Discovered by Dwight Yoakam, King Leg is a whiz-kid from the West Coast who's got a knack for channeling Roy Orbison and "Sing Your Life"-era Morrissey with equal measures of success. Quite simply, one of the freshest voices I've heard in ages, the debut record from King Leg, called, appropriately enough, Meet King Leg, is the sort of thing that deserves a lot of attention and some real word-of-mouth praise.
As album opener "Great Outdoors" bursts forth in a blast of chiming, Byrds-ian glee, a listener should rejoice that somethings can still surprise. Building on the successes of the Paisley Underground bands from the Eighties, and from mentor Yoakam's stuff too, King Leg is here delivering music that's catchy and joyously melodic. If the deliberate "Your Picture" suggests some weird-yet-wonderful melding of the styles of Billy Bragg and The Proclaimers, the fine "Loneliness" sees King Leg sound less like Roy Orbison for a bit and more like a young, hiccup-y Buddy Holly. With a backing band offering up a sound that compares favorably to those first few Georgia Satellites tracks, the tune here is, like so much of Meet King Leg, a superb mix of genres. And while "Another Man" shows a softer side of King Leg's approach, the twang-y struts of "Seeing You Tonight" and "Walking Again" recall the fertile Eighties when listeners could find music like this coming regularly from both Los Lobos and Marshall Crenshaw. Still, all that being said, what surprises the most about King Leg is his voice; how could a singer like this only just now be getting some mainstream attention? And, in what only makes perfect sense given those Morrissey-meets-Roy Orbison-descriptions of this cat, he's added a cover of "Running Scared" to the selections here on Meet King Leg. A successful cover that Orbison himself would probably have enjoyed, King Leg and his band embellish the number with a rich backing track that suggests both the glory days of country music, as well as the sort of lush pop from the era in which Roy himself recorded most of his best work.

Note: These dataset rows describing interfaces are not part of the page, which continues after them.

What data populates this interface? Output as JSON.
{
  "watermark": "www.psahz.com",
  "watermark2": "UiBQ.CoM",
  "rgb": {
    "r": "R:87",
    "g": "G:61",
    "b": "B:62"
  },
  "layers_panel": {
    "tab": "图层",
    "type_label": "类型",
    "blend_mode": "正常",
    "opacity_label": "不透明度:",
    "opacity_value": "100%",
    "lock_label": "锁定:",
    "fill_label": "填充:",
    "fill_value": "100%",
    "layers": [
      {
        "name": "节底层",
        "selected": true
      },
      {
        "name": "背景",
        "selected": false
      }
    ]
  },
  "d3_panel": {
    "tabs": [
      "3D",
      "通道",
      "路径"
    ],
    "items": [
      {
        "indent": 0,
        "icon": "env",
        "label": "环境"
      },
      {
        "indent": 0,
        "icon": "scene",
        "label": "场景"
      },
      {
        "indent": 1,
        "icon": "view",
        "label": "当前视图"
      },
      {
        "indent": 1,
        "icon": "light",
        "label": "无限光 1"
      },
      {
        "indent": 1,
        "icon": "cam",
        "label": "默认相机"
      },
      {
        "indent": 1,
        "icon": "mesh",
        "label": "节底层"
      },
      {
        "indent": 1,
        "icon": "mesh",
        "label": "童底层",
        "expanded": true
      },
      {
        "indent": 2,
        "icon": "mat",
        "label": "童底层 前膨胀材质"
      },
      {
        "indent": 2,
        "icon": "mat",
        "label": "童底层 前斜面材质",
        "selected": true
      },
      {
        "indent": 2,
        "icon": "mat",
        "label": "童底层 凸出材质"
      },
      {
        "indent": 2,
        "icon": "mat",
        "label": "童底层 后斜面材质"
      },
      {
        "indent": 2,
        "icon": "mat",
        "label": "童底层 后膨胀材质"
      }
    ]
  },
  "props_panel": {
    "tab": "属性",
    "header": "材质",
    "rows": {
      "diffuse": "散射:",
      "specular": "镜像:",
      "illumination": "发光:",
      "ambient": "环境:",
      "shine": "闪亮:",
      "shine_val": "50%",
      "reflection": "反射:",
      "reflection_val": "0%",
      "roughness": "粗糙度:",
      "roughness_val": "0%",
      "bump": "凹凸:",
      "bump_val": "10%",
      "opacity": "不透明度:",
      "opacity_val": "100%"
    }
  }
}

Meet King Leg is, quite simply, a blast. Delightfully retro and entirely of the moment, the record offers suitably appreciative nods to past pioneers while striking out on a sonic path that suggests something new altogether. Fans of BoDeans, Roy Orbison, and The Plimsouls, for instance, should find lots to love here. It is indeed rare that I can say I was surprised by something given the vast amount of music I routinely consume, but, dammit, this one caught me wonderfully off-guard. What a lot of fun Meet King Leg is!
[Photo: Emily Joyce]